There are many kinds of exotic snakes for sale in the world and many of them make good pets
Photo provided by Flickr
This show is for people who have — or are curious about owning — any of the birds, snakes or small mammals who are considered exotic pets — from bunnies to iguanas, and parrots to ferrets. Dr. Karen will help you understand the physical requirements of these animals and how to avoid most of the medical problems these pets can develop once you understand the often challenging proper environment and correct diet that are essential to their welfare.
Co-host Karen Rosenthal, DVM, MS, has an impressive professional history, from being Director of Special Species Medicine at the School of Veterinary Medicine at the University of Pennsylvania, followed by years focused on Avian and Exotic pets at the Animal Medical Center in New York City. She is now Dean of the School of Veterinary Medicine at St. Matthew’s University in the Cayman Islands, British West Indies.
Leslie Peevyhouse can't hold back tears, thinking of her five exotic pet snakes, killed by someone over the weekend.
Photo provided by Flickr
I am an exotic pet person. This came as quite a surprise to me when I moved to a new city and called a vet specializing in small animals to see if they could fit in one of my guinea pigs who had developed a sneeze during our move, but was told that the vet did not treat "exotic pets". Surprise! Both of my guinea pigs and my little mouse are exotic pets. I assure you they all felt quite fancy when I informed them of their status. (I also have enjoyed the upgrade to exotic pet person from crazy rodent lady.) As it turns out, rabbits, chinchillas, hamsters, turtles, frogs, snakes, are all exotic pets. And as un-exotic as your exotic pets may be, they can still pose a lot of difficulty when it comes to signing a lease. Nearly $18,000 worth of snakes and feeding rats were stolen from an exotic pet store in Omaha Friday.
Photo provided by FlickrIn most cases, someone who owns an exotic pet is not legally required to tell their neighbors what they own. That includes venomous snakes.
Photo provided by FlickrANIMALS - SNAKES - Boas - EXOTIC PETS - Exotic Pets Las Vegas
Photo provided by Flickr

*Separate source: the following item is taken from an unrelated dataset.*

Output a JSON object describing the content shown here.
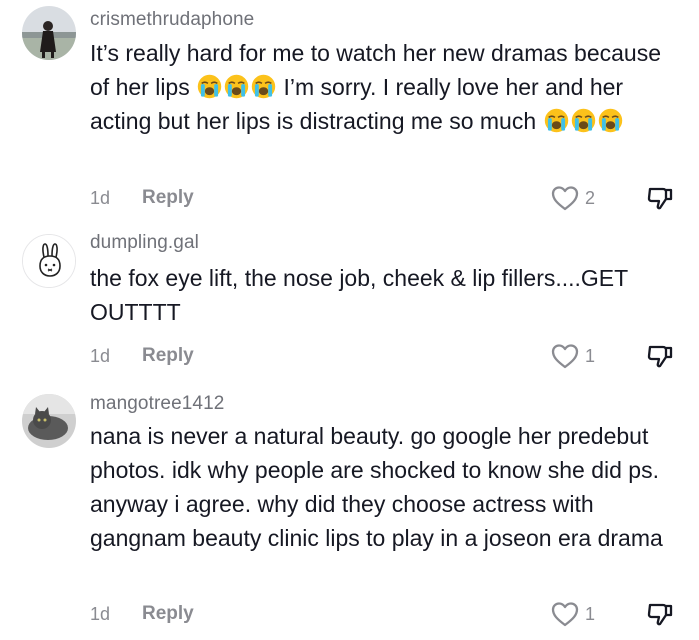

Emergency departments throughout the USA may have some familiarity with the management of envenomation from indigenous snake species such as Crotalinae (rattlesnakes) and Micrurus (coral snakes). However, venomous species may include exotic reptiles whose bites pose substantial treatment challenges due to both a lack of experience and the difficulty in obtaining antivenoms. Two pet cobra envenomation incidents illustrate the challenges that face emergency departments, especially in urban settings, that are confronted with these exposures. It is important for emergency departments to be aware of the large underground presence of exotic venomous reptile pets and to utilise the expertise of regional poison centres that will also assist in the procurement of exotic antivenoms.Owners are often amateur snake‐keepers and are at risk for envenomation from their pets. The World Heath Organization estimates that worldwide there are 2.54 million venomous snake bites with 125 000 fatalities annually. Each year in the USA, 50 000 snakebites are recorded, 7000 of which are envenomations, resulting in 15 fatalities. In 2005, the American Association of Poison Control Centers' (AAPCC) National Poisoning and Exposure Database recorded 240 exotic snake bites resulting in eight patients with major outcomes (defined as disfiguring or life‐threatening).The trade in exotic creatures, second only to drugs and weapons on the international black market, makes the presence of exotic venomous snakes possible in every country of the world. This industry is estimated to be worth at least $15 billion (£7.5 billion, €11 billion) annually in the USA alone. Approximately 3% of US households harbour 7.3 million pet reptiles, with snakes being the most common, but few records exist as the majority of US states do not have accurate record keeping regarding the ownership of these animals.Rattlesnakes and copperheads (Crotalinae), and coral snakes (Micrurus) are indigenous to the USA and the management of envenomation from these species is familiar to many emergency department staff. However, exotic snake bites present substantial treatment challenges to the emergency department due to a lack of experience and familiarity with exotic snakes. This is compounded by the difficulty of obtaining the necessary antivenoms for patient management. The rarity of such exposures does not make them a high priority issue in emergency departments and it is easy to become complacent about such issues. Two pet cobra envenomation incidents described below illustrate the challenges that face emergency departments when confronted with these exposures and how poison centres can help to resolve those challenges.